September 19, 2007 | 7:34 pm
Posted by Dikla Kadosh
There’s something very sexy about a man holding a darbuka in his lap and striking his fingers across the top of it in rapid rhythmic movements. The earthy, primitive sound, the quick-paced beats, the flurry of hand motions - it’s absolutely mesmerizing.
Jamie Papish can teach you how to be enchanting and entertaining while playing the darbuka, a vase shaped drum also known as the dumbek, derbekke or tablah that is extremely popular with Israelis, Persians and Arab cultures. Papish is a hand percussionist who specializes in Middle Eastern styles and in addition to performing regularly with the Yuval Ron Ensemble, the Nashuva Band and many other groups, he teaches drumming workshops for kids and adults.
Starting Sept. 27, Papish will be teaching a 10-session Middle Eastern rhythms class on the fourth Thursday of every month. He’ll teach basic technique on four main percussion instruments: the darbuka, the riqq (aka Arabic Tambourine) - a small frame drum with cymbals, the zills (aka finger cymbals or zagat) - small brass cymbals placed on the thumb and middle finger of both hands, and the duff (aka frame drum, tar or bendir) - a large drum that sits between your legs.
Papish will guide you through various combinations, teach you how to enhance the groove, add dynamics and throw in bright bits of color.
Before long, you’ll have mastered the darbuka, discovered a new passion, and developed a powerful sense of confidence. Now that’s sexy.
Check out this lively darbuka performance from youtube:

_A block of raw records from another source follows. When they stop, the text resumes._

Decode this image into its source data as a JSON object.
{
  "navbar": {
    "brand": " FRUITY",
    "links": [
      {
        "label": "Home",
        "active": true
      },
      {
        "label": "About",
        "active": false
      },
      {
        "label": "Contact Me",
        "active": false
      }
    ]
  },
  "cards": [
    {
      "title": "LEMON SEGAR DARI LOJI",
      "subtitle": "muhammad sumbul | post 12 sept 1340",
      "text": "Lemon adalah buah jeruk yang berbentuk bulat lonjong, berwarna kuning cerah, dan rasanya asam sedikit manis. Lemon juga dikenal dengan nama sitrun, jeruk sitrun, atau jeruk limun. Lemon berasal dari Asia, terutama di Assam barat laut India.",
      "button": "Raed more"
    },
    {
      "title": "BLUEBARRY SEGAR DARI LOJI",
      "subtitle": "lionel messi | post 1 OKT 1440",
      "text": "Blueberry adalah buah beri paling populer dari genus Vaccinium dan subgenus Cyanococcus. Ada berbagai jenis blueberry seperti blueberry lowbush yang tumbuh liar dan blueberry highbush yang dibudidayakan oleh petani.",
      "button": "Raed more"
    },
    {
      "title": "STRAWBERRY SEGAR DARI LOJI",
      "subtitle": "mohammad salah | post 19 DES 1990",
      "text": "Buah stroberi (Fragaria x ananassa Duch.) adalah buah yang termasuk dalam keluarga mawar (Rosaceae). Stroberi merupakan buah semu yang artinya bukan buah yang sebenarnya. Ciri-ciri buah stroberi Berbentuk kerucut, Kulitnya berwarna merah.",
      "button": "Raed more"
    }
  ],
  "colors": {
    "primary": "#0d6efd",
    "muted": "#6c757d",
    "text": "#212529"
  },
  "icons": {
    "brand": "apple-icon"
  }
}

7-9 p.m. every Thursday starting Sept. 27. Remo Recreational Drum Center, 7308 Coldwater Canyon, North Hollywood. (310) 463-1956. www.jamiepapishmusic.com.